+++ DATA EXTRACTS +++
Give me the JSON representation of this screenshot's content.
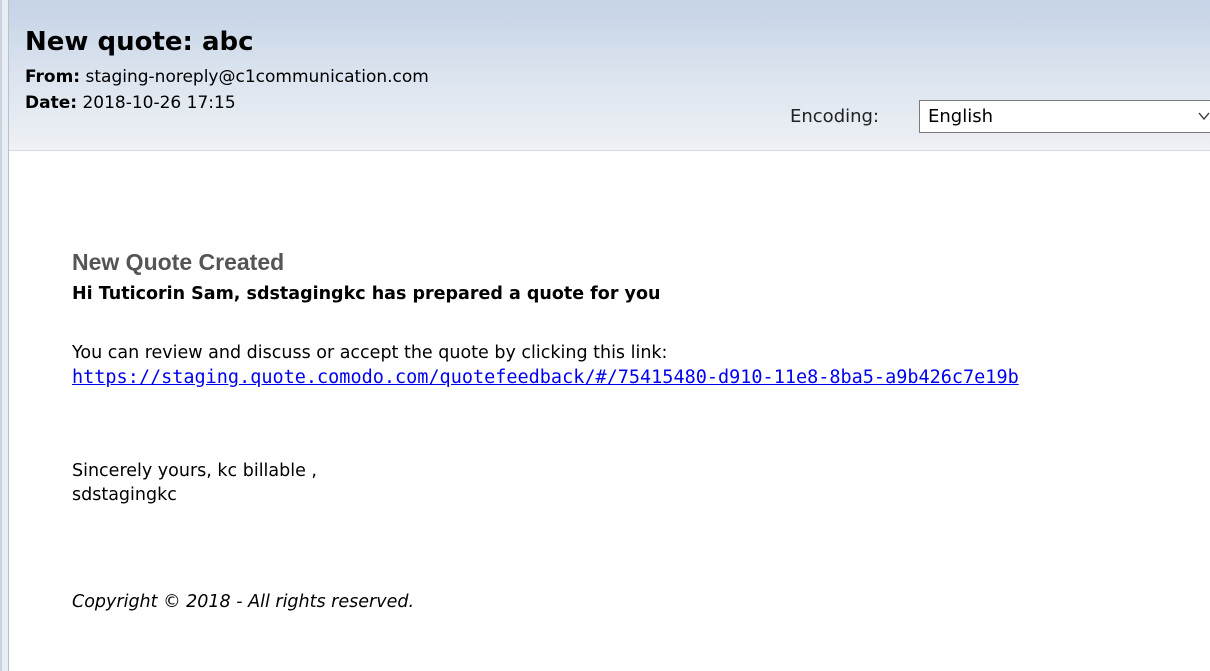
{
  "email": {
    "subject": "New quote: abc",
    "from_label": "From:",
    "from_value": " staging-noreply@c1communication.com",
    "date_label": "Date:",
    "date_value": " 2018-10-26 17:15"
  },
  "encoding": {
    "label": "Encoding:",
    "selected": "English"
  },
  "message": {
    "title": "New Quote Created",
    "greeting": "Hi Tuticorin Sam, sdstagingkc has prepared a quote for you",
    "review_text": "You can review and discuss or accept the quote by clicking this link:",
    "link": "https://staging.quote.comodo.com/quotefeedback/#/75415480-d910-11e8-8ba5-a9b426c7e19b",
    "signoff": "Sincerely yours, kc billable ,",
    "signer": "sdstagingkc",
    "copyright": "Copyright © 2018 - All rights reserved."
  },
  "colors": {
    "link": "#0000ee",
    "title": "#555555",
    "header_top": "#c5d3e6",
    "header_bottom": "#eef1f5"
  },
  "icons": {
    "encoding_dropdown": "chevron-down-icon"
  }
}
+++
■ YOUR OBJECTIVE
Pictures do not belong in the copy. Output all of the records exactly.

■ ANSWER TO THIS TASK
Give me the JSON representation of this screenshot's content.
{
  "email": {
    "subject": "New quote: abc",
    "from_label": "From:",
    "from_value": " staging-noreply@c1communication.com",
    "date_label": "Date:",
    "date_value": " 2018-10-26 17:15"
  },
  "encoding": {
    "label": "Encoding:",
    "selected": "English"
  },
  "message": {
    "title": "New Quote Created",
    "greeting": "Hi Tuticorin Sam, sdstagingkc has prepared a quote for you",
    "review_text": "You can review and discuss or accept the quote by clicking this link:",
    "link": "https://staging.quote.comodo.com/quotefeedback/#/75415480-d910-11e8-8ba5-a9b426c7e19b",
    "signoff": "Sincerely yours, kc billable ,",
    "signer": "sdstagingkc",
    "copyright": "Copyright © 2018 - All rights reserved."
  },
  "colors": {
    "link": "#0000ee",
    "title": "#555555",
    "header_top": "#c5d3e6",
    "header_bottom": "#eef1f5"
  },
  "icons": {
    "encoding_dropdown": "chevron-down-icon"
  }
}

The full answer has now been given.